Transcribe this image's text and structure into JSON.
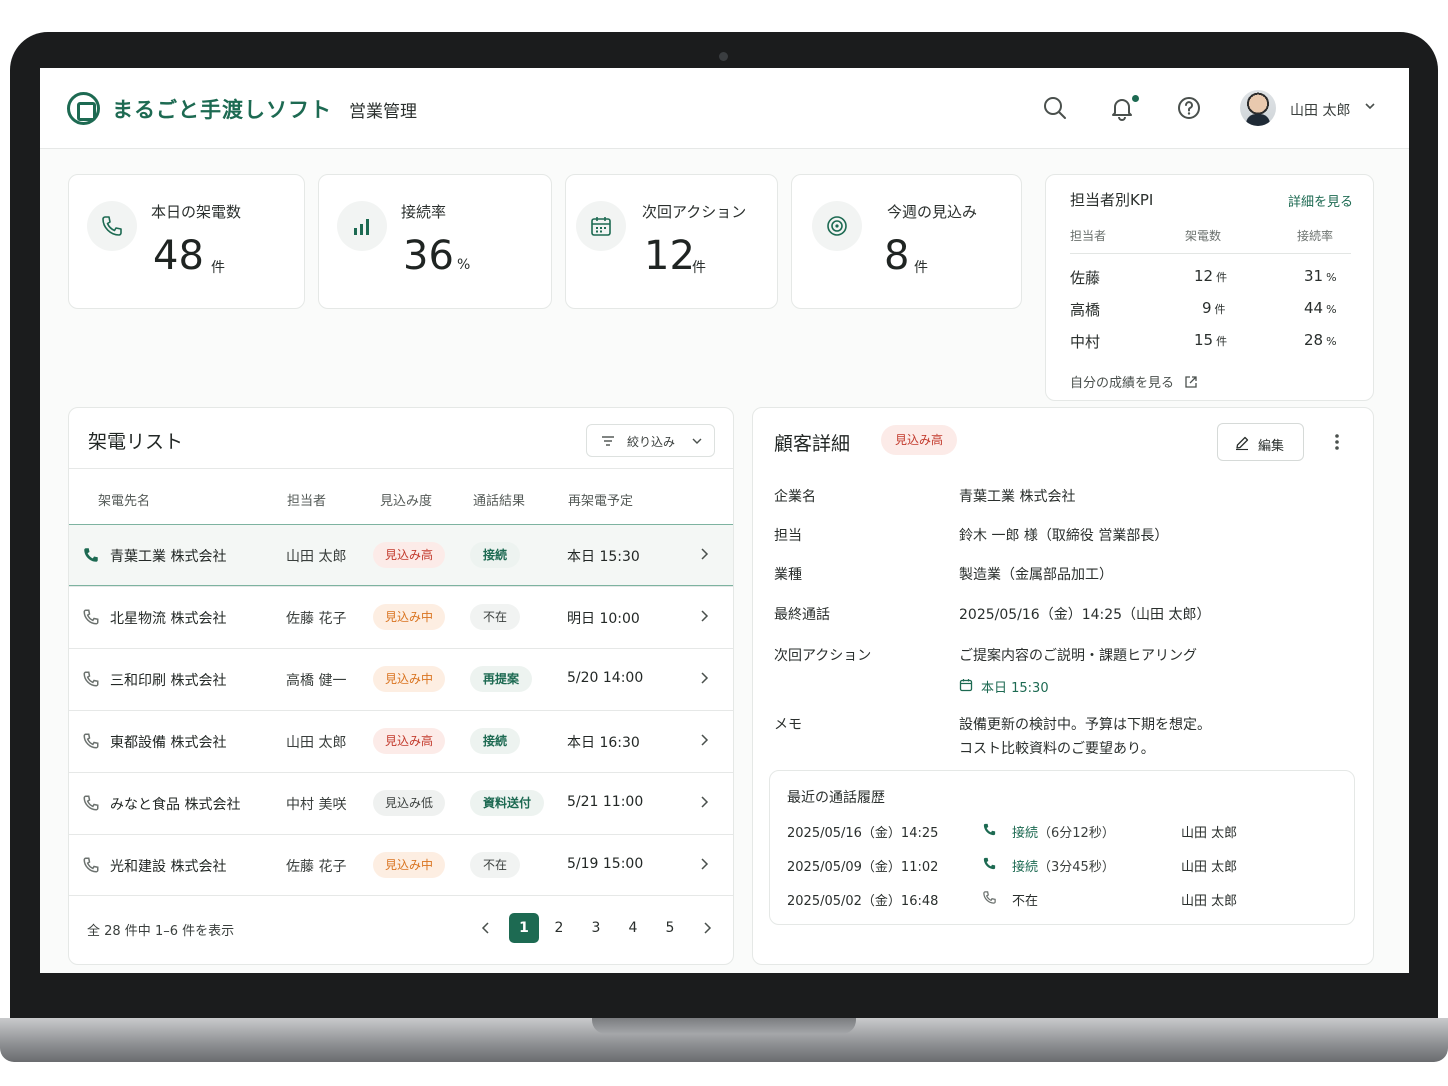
{
  "header": {
    "brand": "まるごと手渡しソフト",
    "module": "営業管理",
    "user_name": "山田 太郎",
    "icons": [
      "search-icon",
      "bell-icon",
      "help-icon",
      "chevron-down-icon"
    ]
  },
  "stats": [
    {
      "label": "本日の架電数",
      "value": "48",
      "unit": "件",
      "icon": "phone-icon"
    },
    {
      "label": "接続率",
      "value": "36",
      "unit": "%",
      "icon": "bar-chart-icon"
    },
    {
      "label": "次回アクション",
      "value": "12",
      "unit": "件",
      "icon": "calendar-icon"
    },
    {
      "label": "今週の見込み",
      "value": "8",
      "unit": "件",
      "icon": "target-icon"
    }
  ],
  "kpi": {
    "title": "担当者別KPI",
    "link": "詳細を見る",
    "headers": [
      "担当者",
      "架電数",
      "接続率"
    ],
    "rows": [
      {
        "name": "佐藤",
        "calls": "12",
        "calls_unit": "件",
        "rate": "31",
        "rate_unit": "%"
      },
      {
        "name": "高橋",
        "calls": "9",
        "calls_unit": "件",
        "rate": "44",
        "rate_unit": "%"
      },
      {
        "name": "中村",
        "calls": "15",
        "calls_unit": "件",
        "rate": "28",
        "rate_unit": "%"
      }
    ],
    "footer": "自分の成績を見る"
  },
  "call_list": {
    "title": "架電リスト",
    "filter_label": "絞り込み",
    "columns": [
      "架電先名",
      "担当者",
      "見込み度",
      "通話結果",
      "再架電予定"
    ],
    "rows": [
      {
        "company": "青葉工業 株式会社",
        "owner": "山田 太郎",
        "prospect": "見込み高",
        "result": "接続",
        "next": "本日 15:30"
      },
      {
        "company": "北星物流 株式会社",
        "owner": "佐藤 花子",
        "prospect": "見込み中",
        "result": "不在",
        "next": "明日 10:00"
      },
      {
        "company": "三和印刷 株式会社",
        "owner": "高橋 健一",
        "prospect": "見込み中",
        "result": "再提案",
        "next": "5/20 14:00"
      },
      {
        "company": "東都設備 株式会社",
        "owner": "山田 太郎",
        "prospect": "見込み高",
        "result": "接続",
        "next": "本日 16:30"
      },
      {
        "company": "みなと食品 株式会社",
        "owner": "中村 美咲",
        "prospect": "見込み低",
        "result": "資料送付",
        "next": "5/21 11:00"
      },
      {
        "company": "光和建設 株式会社",
        "owner": "佐藤 花子",
        "prospect": "見込み中",
        "result": "不在",
        "next": "5/19 15:00"
      }
    ],
    "footer": "全 28 件中 1–6 件を表示",
    "pages": [
      "1",
      "2",
      "3",
      "4",
      "5"
    ],
    "current_page": "1"
  },
  "detail": {
    "title": "顧客詳細",
    "badge": "見込み高",
    "edit_label": "編集",
    "fields": {
      "company_label": "企業名",
      "company": "青葉工業 株式会社",
      "contact_label": "担当",
      "contact": "鈴木 一郎 様（取締役 営業部長）",
      "industry_label": "業種",
      "industry": "製造業（金属部品加工）",
      "last_call_label": "最終通話",
      "last_call": "2025/05/16（金）14:25（山田 太郎）",
      "next_action_label": "次回アクション",
      "next_action": "ご提案内容のご説明・課題ヒアリング",
      "next_action_time": "本日 15:30",
      "memo_label": "メモ",
      "memo_line1": "設備更新の検討中。予算は下期を想定。",
      "memo_line2": "コスト比較資料のご要望あり。"
    },
    "history": {
      "title": "最近の通話履歴",
      "rows": [
        {
          "date": "2025/05/16（金）14:25",
          "result": "接続",
          "duration": "（6分12秒）",
          "user": "山田 太郎"
        },
        {
          "date": "2025/05/09（金）11:02",
          "result": "接続",
          "duration": "（3分45秒）",
          "user": "山田 太郎"
        },
        {
          "date": "2025/05/02（金）16:48",
          "result": "不在",
          "duration": "",
          "user": "山田 太郎"
        }
      ]
    }
  },
  "colors": {
    "accent": "#1d6a52",
    "high": "#c2392b",
    "mid": "#d9731f"
  }
}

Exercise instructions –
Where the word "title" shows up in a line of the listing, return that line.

Your solution –
    "title": "担当者別KPI",
    "title": "架電リスト",
    "title": "顧客詳細",
      "title": "最近の通話履歴",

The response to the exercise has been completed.